- Data about app and page elements:
****************

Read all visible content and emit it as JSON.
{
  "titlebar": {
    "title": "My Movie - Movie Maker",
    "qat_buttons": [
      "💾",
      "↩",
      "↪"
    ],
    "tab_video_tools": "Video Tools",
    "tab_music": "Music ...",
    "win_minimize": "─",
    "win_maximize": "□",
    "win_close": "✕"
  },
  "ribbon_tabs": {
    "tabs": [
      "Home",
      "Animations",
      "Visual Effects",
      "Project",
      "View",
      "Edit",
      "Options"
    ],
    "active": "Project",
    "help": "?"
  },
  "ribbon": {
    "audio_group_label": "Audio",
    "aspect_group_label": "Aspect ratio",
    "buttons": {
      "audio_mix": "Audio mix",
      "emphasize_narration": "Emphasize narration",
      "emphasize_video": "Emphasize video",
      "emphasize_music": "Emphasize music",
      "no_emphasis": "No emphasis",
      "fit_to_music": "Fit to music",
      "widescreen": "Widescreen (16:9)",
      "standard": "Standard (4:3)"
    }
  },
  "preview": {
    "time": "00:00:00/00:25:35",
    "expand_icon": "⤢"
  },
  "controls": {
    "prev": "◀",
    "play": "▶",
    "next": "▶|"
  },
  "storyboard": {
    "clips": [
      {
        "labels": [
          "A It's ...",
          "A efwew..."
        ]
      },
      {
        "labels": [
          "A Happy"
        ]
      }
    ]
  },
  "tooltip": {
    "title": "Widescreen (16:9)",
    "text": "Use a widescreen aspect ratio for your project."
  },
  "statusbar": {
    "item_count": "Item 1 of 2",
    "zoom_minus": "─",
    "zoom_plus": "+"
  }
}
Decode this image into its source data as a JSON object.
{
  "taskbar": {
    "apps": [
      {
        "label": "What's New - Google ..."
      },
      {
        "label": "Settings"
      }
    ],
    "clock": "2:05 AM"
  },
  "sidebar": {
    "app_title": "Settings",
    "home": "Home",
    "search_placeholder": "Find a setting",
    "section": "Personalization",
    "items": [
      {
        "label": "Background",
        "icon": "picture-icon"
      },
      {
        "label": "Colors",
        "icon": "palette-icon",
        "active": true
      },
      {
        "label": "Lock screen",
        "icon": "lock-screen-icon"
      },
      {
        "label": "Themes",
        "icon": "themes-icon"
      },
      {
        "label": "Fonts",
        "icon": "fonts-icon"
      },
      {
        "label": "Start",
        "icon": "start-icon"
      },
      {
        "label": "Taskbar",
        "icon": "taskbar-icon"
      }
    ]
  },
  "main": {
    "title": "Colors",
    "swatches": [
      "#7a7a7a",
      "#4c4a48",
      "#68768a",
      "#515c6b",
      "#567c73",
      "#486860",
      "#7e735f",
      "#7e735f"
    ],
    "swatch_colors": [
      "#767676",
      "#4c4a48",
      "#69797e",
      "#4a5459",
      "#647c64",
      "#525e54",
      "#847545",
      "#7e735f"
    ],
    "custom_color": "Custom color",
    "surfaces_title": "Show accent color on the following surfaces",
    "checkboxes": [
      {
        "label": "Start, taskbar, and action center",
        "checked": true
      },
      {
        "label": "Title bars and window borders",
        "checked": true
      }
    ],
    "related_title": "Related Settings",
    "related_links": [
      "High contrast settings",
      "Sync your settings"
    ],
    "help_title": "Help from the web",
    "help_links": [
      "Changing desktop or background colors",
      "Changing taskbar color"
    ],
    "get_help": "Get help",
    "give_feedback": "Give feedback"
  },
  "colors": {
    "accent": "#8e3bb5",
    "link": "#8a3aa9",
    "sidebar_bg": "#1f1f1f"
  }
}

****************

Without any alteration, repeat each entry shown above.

Read all visible content and emit it as JSON.
{
  "titlebar": {
    "title": "My Movie - Movie Maker",
    "qat_buttons": [
      "💾",
      "↩",
      "↪"
    ],
    "tab_video_tools": "Video Tools",
    "tab_music": "Music ...",
    "win_minimize": "─",
    "win_maximize": "□",
    "win_close": "✕"
  },
  "ribbon_tabs": {
    "tabs": [
      "Home",
      "Animations",
      "Visual Effects",
      "Project",
      "View",
      "Edit",
      "Options"
    ],
    "active": "Project",
    "help": "?"
  },
  "ribbon": {
    "audio_group_label": "Audio",
    "aspect_group_label": "Aspect ratio",
    "buttons": {
      "audio_mix": "Audio mix",
      "emphasize_narration": "Emphasize narration",
      "emphasize_video": "Emphasize video",
      "emphasize_music": "Emphasize music",
      "no_emphasis": "No emphasis",
      "fit_to_music": "Fit to music",
      "widescreen": "Widescreen (16:9)",
      "standard": "Standard (4:3)"
    }
  },
  "preview": {
    "time": "00:00:00/00:25:35",
    "expand_icon": "⤢"
  },
  "controls": {
    "prev": "◀",
    "play": "▶",
    "next": "▶|"
  },
  "storyboard": {
    "clips": [
      {
        "labels": [
          "A It's ...",
          "A efwew..."
        ]
      },
      {
        "labels": [
          "A Happy"
        ]
      }
    ]
  },
  "tooltip": {
    "title": "Widescreen (16:9)",
    "text": "Use a widescreen aspect ratio for your project."
  },
  "statusbar": {
    "item_count": "Item 1 of 2",
    "zoom_minus": "─",
    "zoom_plus": "+"
  }
}
Decode this image into its source data as a JSON object.
{
  "taskbar": {
    "apps": [
      {
        "label": "What's New - Google ..."
      },
      {
        "label": "Settings"
      }
    ],
    "clock": "2:05 AM"
  },
  "sidebar": {
    "app_title": "Settings",
    "home": "Home",
    "search_placeholder": "Find a setting",
    "section": "Personalization",
    "items": [
      {
        "label": "Background",
        "icon": "picture-icon"
      },
      {
        "label": "Colors",
        "icon": "palette-icon",
        "active": true
      },
      {
        "label": "Lock screen",
        "icon": "lock-screen-icon"
      },
      {
        "label": "Themes",
        "icon": "themes-icon"
      },
      {
        "label": "Fonts",
        "icon": "fonts-icon"
      },
      {
        "label": "Start",
        "icon": "start-icon"
      },
      {
        "label": "Taskbar",
        "icon": "taskbar-icon"
      }
    ]
  },
  "main": {
    "title": "Colors",
    "swatches": [
      "#7a7a7a",
      "#4c4a48",
      "#68768a",
      "#515c6b",
      "#567c73",
      "#486860",
      "#7e735f",
      "#7e735f"
    ],
    "swatch_colors": [
      "#767676",
      "#4c4a48",
      "#69797e",
      "#4a5459",
      "#647c64",
      "#525e54",
      "#847545",
      "#7e735f"
    ],
    "custom_color": "Custom color",
    "surfaces_title": "Show accent color on the following surfaces",
    "checkboxes": [
      {
        "label": "Start, taskbar, and action center",
        "checked": true
      },
      {
        "label": "Title bars and window borders",
        "checked": true
      }
    ],
    "related_title": "Related Settings",
    "related_links": [
      "High contrast settings",
      "Sync your settings"
    ],
    "help_title": "Help from the web",
    "help_links": [
      "Changing desktop or background colors",
      "Changing taskbar color"
    ],
    "get_help": "Get help",
    "give_feedback": "Give feedback"
  },
  "colors": {
    "accent": "#8e3bb5",
    "link": "#8a3aa9",
    "sidebar_bg": "#1f1f1f"
  }
}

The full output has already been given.